Lloyds, part state-owned after being rescued at the height of the financial crisis, will issue 3.14 billion new shares at 48.7p each to close an earlier debt exchange programme, it said.
The issue price for the new shares, which will be used to pay off bondholders, is a 1.15 per cent premium to Thursday's close, down 1.6p at 46.6p.
The bank had the opportunity of paying cash, but chose the most widely expected option paying in new shares, diluting the taxpayers' stake from 43 per cent to 41 per cent. "This announcement marks the successful completion of our capital raising exercise," Lloyds said in a statement.
"We would like to thank our investors for their continued support."
Lloyds, Britain's largest retail banking group, raised 13.5bn in a record-breaking cash call last year, part of a bumper capital raising effort worth more than 23bn to help it avoid a state-backed scheme for bad debts.
The latest financing package follows its 185 million sale of the remaining 70 per cent stake in insurance company Esure that founder Peter Wood did not own.
Wood established the business in 2000 in a joint venture with Halifax but he felt it did not work for Lloyds.
The deal marked another move in Lloyds decision to scale down its portfolio of businesses.
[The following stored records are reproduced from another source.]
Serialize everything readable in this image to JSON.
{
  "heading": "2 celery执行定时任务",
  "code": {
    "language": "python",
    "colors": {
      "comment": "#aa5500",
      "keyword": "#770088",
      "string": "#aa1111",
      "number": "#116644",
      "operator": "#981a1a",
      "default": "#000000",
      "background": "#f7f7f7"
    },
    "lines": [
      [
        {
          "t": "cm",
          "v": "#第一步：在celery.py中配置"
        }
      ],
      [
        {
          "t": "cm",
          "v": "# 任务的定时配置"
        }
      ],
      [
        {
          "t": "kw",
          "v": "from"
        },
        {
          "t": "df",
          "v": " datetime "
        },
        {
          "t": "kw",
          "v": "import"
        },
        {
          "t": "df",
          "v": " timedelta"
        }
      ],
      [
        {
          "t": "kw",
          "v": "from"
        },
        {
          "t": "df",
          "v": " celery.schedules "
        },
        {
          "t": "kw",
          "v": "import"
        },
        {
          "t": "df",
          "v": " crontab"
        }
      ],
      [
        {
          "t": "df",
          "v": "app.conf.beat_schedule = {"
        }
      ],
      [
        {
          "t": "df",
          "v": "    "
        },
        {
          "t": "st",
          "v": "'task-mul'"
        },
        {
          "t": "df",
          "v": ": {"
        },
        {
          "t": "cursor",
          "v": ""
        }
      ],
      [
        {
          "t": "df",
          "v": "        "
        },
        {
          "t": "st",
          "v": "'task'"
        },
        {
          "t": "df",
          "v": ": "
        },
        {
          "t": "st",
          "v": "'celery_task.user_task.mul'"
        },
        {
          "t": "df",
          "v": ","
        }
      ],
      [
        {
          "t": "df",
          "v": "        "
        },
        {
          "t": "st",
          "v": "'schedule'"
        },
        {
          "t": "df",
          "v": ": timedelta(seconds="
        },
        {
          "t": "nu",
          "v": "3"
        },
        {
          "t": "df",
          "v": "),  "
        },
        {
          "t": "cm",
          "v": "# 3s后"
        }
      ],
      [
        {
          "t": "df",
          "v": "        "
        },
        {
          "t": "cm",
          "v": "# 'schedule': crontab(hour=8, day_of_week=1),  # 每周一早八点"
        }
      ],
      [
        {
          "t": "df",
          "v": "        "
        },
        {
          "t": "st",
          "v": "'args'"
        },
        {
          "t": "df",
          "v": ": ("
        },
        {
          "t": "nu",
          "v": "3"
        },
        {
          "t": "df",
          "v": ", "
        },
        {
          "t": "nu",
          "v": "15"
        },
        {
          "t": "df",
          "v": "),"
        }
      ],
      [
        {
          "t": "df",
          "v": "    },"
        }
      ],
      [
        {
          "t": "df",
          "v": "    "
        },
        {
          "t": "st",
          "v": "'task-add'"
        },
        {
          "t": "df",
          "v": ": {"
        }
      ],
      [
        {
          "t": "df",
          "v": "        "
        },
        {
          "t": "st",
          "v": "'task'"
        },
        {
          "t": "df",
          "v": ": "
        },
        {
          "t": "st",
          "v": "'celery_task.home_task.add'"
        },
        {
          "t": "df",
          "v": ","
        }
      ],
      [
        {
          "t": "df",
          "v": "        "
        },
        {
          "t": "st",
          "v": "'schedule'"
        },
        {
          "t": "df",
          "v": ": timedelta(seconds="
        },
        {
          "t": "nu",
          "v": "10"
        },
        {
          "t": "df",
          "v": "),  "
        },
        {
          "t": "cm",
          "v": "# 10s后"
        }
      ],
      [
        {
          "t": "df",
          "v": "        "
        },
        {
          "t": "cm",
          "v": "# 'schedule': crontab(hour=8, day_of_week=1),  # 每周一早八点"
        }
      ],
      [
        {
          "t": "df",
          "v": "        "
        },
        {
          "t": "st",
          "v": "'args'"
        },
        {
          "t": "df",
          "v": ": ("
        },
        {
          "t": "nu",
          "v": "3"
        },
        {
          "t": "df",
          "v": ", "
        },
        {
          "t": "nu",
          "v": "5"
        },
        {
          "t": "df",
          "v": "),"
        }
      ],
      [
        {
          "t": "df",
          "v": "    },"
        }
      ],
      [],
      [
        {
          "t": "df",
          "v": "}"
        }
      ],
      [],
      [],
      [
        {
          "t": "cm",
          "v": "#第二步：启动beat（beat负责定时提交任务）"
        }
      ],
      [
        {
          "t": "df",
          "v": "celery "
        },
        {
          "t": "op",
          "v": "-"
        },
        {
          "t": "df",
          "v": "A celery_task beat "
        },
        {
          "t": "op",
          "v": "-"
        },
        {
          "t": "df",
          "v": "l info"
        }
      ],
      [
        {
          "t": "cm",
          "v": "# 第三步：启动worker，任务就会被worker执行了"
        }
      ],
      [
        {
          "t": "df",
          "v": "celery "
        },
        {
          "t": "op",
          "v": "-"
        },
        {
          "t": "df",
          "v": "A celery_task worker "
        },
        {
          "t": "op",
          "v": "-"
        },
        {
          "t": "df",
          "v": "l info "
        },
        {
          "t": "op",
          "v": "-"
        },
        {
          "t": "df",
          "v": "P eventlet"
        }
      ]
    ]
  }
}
General insurance is now headed by former Scottish Widows boss Andy Briggs.
The bank is sounding out private equity firms about taking a stake in its integrated finance unit that holds stakes in a number of companies.